### [Requirement]
Go through the lines below and copy any that hold the string "photo".

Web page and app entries
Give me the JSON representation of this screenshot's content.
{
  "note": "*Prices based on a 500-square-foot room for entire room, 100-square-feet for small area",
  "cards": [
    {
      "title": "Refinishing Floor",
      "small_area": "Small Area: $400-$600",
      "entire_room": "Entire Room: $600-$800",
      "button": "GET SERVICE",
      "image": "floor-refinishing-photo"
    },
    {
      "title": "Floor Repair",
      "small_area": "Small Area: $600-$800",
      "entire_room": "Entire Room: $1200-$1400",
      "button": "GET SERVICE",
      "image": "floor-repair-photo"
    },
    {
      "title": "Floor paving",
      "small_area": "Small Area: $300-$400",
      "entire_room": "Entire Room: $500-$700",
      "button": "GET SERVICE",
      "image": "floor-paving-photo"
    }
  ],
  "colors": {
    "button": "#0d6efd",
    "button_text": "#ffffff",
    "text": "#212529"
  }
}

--

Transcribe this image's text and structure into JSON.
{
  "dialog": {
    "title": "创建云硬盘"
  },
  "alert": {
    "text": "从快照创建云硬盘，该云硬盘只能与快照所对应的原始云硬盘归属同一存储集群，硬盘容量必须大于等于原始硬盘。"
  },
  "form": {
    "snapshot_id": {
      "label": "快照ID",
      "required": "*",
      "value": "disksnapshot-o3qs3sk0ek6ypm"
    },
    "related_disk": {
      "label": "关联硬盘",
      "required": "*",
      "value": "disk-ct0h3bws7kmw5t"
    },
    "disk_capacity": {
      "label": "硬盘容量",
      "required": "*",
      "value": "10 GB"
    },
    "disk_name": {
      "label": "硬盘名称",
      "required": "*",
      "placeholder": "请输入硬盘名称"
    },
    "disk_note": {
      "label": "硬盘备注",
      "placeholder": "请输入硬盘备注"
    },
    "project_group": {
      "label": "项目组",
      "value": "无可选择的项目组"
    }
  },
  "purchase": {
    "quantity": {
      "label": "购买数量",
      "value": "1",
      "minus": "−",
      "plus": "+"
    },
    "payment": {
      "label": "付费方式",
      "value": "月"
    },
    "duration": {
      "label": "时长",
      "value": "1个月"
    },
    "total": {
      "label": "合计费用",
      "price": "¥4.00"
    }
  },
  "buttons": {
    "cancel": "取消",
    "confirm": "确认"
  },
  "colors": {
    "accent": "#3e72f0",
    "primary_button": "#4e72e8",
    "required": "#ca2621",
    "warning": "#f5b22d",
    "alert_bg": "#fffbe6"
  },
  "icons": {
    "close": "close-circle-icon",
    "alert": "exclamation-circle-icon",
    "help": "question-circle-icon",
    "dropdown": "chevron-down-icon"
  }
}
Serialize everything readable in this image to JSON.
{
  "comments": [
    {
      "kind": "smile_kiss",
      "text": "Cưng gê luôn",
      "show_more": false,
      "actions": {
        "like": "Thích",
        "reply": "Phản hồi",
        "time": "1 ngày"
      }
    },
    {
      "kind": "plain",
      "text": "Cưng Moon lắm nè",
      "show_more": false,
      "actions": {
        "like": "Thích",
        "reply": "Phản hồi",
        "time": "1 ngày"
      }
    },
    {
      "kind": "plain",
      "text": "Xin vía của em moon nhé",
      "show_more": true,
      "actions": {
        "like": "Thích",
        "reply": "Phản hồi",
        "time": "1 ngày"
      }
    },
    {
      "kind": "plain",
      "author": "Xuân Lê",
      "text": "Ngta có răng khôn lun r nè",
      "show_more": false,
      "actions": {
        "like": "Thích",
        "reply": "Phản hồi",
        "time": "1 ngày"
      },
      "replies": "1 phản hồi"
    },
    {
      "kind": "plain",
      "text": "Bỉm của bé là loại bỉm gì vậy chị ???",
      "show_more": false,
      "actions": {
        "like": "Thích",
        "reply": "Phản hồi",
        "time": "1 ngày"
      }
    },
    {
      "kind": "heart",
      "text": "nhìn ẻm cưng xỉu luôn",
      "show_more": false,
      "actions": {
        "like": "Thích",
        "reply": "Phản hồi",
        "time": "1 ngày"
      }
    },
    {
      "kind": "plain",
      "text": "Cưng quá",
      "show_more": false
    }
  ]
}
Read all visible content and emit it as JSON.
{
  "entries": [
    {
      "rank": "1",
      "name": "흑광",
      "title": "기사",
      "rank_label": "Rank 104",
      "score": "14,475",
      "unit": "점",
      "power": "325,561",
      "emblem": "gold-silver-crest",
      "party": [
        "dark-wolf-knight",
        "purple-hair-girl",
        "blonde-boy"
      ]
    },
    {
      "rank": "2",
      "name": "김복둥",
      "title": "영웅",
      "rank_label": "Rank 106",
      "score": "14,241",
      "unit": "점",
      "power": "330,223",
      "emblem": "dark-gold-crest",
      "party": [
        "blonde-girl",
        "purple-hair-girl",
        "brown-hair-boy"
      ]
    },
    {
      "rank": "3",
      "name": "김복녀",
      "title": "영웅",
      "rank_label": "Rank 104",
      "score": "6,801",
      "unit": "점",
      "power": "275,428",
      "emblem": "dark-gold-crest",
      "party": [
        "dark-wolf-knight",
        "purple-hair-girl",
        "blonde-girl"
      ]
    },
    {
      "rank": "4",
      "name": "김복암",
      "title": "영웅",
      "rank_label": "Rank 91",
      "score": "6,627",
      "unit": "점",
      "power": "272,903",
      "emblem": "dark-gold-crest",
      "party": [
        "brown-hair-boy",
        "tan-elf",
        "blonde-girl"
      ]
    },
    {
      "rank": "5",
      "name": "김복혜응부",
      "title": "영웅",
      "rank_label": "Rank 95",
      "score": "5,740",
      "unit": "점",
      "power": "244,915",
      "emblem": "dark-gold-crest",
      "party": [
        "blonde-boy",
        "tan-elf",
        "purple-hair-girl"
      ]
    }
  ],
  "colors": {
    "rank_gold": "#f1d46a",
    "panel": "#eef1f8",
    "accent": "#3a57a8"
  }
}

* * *

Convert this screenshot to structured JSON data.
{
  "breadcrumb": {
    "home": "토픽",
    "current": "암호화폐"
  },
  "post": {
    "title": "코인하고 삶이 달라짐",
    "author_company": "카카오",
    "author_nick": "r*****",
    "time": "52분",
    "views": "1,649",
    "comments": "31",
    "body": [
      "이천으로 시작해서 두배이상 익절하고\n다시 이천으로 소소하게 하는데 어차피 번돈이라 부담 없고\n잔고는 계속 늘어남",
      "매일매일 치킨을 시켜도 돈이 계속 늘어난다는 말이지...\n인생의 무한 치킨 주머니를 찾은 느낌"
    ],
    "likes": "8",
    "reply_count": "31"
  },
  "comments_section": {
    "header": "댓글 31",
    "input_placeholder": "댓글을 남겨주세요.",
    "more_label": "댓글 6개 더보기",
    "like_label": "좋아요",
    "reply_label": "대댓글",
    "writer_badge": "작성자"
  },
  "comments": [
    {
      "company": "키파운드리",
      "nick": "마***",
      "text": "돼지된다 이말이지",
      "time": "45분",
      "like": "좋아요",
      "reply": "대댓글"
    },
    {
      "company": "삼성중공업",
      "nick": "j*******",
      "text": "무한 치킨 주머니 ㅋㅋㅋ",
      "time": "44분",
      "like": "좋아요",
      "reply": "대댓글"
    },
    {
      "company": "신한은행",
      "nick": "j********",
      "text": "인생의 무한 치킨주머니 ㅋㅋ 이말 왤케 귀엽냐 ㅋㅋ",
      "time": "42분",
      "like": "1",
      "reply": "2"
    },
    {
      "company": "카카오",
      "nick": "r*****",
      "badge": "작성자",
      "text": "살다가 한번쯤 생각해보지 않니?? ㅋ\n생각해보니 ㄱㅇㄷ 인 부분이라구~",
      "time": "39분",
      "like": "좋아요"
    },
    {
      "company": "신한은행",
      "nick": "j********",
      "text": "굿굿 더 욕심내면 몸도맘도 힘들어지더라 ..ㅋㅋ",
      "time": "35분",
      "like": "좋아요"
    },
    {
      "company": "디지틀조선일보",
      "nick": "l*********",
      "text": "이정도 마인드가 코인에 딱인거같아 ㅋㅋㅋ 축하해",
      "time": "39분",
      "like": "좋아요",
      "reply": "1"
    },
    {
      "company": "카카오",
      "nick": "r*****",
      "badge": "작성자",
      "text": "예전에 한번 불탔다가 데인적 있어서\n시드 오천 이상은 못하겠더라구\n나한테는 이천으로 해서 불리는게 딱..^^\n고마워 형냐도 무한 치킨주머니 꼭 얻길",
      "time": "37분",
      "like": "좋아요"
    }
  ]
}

### [Solution to this task]
      "image": "floor-refinishing-photo"
      "image": "floor-repair-photo"
      "image": "floor-paving-photo"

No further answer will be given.